TownSealPROSPECT — Mayor Robert Chatfield is hoping the third time will be the charm when it comes to getting the budget approved at a referendum.

A $7.28 million 2013-14 budget proposal will go to referendum Monday. The spending plan is an increase of nearly $300,000 or 4.3 percent over the current budget. Voting will take place at the firehouse on New Haven Road from 6 a.m. to 8 p.m.

Chatfield said the municipal budget would increase the mill rate by about .58 mills using current state revenue figures.  

The municipal budget doesn’t include expenses for Region 16, which oversees schools in Beacon Falls and Prospect. Region 16’s second budget proposal of $38.58 million was rejected at a referendum May 30. On Wednesday, the school board approved a nearly $38.5 million budget proposal to send to a paper ballot vote at a district meeting June 17 at 7 p.m. at Long River Middle School. The school budget could be petitioned to a referendum.

So far Prospect voters have rejected two town budget proposals at referendums. The original proposal of more than $7.4 million was forced to a referendum by a petition and failed by 66 votes. The next day the council reduced the increase by about $110,500. However, the slimmer budget was rejected by seven votes on May 20.

In response to the second rejection, the council approved a net decrease of $41,209 in the budget to reach the roughly $7.28 million figure. 

“We’ve cut $150,000 off the original budget,” Chatfield said.

Included in the most recent round of reductions was $6,000 from the ice and snow budget. The line item still has an increase over the current budget.

Chatfield has called this a “climate change budget” on numerous occasions in reference to the number of major storms that have hit the state in the past few years.

Chatfield said he’s hoping it will be a warm winter.

“Please remember what you saw when you looked out your window on Feb. 9,” Chatfield said. “I hope I haven’t shot myself in the foot. If we have a winter like last winter, it could cause us problems.”

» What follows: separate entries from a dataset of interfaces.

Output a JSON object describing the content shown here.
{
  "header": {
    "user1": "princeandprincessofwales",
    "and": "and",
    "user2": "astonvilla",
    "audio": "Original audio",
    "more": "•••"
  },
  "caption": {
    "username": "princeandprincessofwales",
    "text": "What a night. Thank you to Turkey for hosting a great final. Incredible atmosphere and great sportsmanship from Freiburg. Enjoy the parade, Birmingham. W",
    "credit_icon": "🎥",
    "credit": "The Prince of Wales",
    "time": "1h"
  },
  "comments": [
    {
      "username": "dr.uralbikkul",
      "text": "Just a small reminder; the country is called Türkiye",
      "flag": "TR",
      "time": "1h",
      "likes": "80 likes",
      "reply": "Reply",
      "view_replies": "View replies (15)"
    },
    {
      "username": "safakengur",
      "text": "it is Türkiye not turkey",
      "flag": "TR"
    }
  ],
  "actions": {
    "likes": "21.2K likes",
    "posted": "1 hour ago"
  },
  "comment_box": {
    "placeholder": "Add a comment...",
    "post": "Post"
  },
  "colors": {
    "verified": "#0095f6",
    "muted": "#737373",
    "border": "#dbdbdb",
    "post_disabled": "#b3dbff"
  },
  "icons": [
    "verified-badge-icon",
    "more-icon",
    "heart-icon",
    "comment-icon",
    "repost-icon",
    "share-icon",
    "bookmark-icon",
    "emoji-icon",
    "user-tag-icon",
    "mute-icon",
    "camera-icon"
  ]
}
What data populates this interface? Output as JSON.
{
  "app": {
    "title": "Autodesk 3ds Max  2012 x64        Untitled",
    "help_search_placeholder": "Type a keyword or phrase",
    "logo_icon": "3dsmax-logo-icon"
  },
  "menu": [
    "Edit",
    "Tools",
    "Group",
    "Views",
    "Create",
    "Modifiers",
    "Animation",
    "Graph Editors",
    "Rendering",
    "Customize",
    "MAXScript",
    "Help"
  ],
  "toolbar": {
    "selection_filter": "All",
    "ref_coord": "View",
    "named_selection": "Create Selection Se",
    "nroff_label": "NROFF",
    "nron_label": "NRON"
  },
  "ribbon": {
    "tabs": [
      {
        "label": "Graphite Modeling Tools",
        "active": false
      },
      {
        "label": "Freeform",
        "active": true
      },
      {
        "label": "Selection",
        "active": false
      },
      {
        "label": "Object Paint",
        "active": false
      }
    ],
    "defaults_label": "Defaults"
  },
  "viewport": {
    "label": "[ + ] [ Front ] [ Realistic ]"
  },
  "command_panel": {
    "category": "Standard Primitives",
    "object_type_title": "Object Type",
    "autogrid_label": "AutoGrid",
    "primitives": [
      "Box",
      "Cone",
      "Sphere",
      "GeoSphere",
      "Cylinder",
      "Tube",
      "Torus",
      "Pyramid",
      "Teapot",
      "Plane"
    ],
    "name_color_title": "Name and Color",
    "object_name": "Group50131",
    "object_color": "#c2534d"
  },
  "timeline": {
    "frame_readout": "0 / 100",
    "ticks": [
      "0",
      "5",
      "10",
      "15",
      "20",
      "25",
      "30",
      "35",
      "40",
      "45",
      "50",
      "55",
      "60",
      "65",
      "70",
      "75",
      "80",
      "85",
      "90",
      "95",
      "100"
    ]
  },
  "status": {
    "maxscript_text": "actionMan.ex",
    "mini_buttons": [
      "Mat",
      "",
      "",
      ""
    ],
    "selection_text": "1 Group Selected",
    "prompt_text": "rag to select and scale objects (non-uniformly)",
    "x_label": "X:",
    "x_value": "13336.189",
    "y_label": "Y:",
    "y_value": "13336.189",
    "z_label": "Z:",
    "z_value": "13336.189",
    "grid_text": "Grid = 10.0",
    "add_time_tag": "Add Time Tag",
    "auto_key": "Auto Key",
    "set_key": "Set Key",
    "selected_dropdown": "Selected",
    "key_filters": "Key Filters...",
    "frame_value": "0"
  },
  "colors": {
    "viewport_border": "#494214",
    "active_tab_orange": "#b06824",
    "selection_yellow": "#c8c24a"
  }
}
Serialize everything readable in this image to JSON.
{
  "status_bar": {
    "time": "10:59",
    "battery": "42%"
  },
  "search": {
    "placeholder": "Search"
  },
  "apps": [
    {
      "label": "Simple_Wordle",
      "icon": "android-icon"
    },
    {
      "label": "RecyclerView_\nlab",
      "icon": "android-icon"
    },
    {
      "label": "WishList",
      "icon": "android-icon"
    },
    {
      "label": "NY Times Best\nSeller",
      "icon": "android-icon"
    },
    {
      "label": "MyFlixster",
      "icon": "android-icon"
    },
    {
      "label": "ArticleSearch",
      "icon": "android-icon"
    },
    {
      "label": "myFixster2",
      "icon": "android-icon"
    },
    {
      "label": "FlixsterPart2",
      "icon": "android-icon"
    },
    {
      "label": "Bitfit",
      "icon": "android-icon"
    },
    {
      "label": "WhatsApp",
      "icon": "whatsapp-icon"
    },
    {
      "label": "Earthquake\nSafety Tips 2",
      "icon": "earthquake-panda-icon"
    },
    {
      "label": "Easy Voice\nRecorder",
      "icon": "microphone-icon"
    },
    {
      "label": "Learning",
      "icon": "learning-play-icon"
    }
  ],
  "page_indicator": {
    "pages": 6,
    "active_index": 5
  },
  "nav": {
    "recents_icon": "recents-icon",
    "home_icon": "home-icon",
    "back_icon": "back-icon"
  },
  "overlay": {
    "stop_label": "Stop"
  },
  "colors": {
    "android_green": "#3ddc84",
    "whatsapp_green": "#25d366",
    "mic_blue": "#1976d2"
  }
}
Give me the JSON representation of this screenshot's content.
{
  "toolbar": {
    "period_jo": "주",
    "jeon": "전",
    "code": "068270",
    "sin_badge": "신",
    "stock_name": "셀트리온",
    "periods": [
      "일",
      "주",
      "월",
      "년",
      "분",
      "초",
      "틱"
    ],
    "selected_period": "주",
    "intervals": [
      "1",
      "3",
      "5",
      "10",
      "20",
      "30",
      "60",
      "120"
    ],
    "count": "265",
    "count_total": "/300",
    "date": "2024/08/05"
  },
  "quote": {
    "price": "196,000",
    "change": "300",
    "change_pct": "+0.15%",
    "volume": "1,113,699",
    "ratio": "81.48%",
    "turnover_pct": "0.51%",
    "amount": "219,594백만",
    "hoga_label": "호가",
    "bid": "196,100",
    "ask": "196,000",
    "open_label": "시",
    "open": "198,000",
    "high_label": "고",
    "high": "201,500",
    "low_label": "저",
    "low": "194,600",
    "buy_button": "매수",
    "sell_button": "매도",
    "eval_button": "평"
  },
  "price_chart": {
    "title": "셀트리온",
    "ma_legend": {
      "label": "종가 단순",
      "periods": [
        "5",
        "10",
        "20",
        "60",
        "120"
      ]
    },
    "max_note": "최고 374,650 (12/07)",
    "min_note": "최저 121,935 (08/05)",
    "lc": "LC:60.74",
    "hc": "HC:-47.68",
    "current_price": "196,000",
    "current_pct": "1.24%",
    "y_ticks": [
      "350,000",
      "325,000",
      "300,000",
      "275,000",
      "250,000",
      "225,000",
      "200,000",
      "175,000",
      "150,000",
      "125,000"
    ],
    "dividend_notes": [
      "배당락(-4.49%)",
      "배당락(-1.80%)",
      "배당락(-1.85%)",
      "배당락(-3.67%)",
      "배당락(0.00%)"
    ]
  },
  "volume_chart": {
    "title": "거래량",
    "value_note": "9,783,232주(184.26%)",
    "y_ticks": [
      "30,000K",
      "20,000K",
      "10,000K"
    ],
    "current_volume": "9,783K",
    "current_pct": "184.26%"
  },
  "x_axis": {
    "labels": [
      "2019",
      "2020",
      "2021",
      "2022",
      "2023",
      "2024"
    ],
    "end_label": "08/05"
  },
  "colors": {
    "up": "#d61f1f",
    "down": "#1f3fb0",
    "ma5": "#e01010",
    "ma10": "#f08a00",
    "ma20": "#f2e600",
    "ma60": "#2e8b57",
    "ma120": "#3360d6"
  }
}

Chatfield said he’s concerned about what else would have to be cut if this budget does not pass.

“The town still has to provide services. Parks are being used by families more than ever,” Chatfield said. “We’re closing the recycling center for five weeks in January and February. We might have to close other things if we have a bad winter. I can’t predict what will happen.”

If the budget doesn’t pass on Monday, Chatfield said the town will send out tax bills based on the current mill rate. The bill would only include real estate.

“Then when the budget finally passes, when the mill rate is set, a mini-tax bill will be sent out,” Chatfield said.

This second tax bill would include the remainder of the real estate and car taxes.

“It will cost us more postage and more money to print tax bills,” Chatfield said.

Chatfield urged residents to inform themselves about what is contained in the budget before they head out to vote. He urged voters to visit the town’s website,, for detailed information.

“There’s a great deal of budget facts on that page. Please vote yes,” Chatfield said.

Chatfield pointed out that the town’s budget only makes up 25 percent of residents’ tax dollar, with Region 16 making up the rest.

The proposed budget includes 3 percent raises for all town employees with the exception of Assistant Public Works Director Gene McCarthy. McCarthy voluntarily returned his raise of about $2,600. The money was included in the latest reduction.

A proposed reimbursement for firefighters of $33,600 remains in the plan. Those funds would reimburse volunteer firefighters per call they respond to under certain guidelines.

Chatfield said he hopes the town can get behind the budget.

“I urge you all to please come out and support the budget so that we can be the same Prospect, Connecticut we have been in the past,” Chatfield said.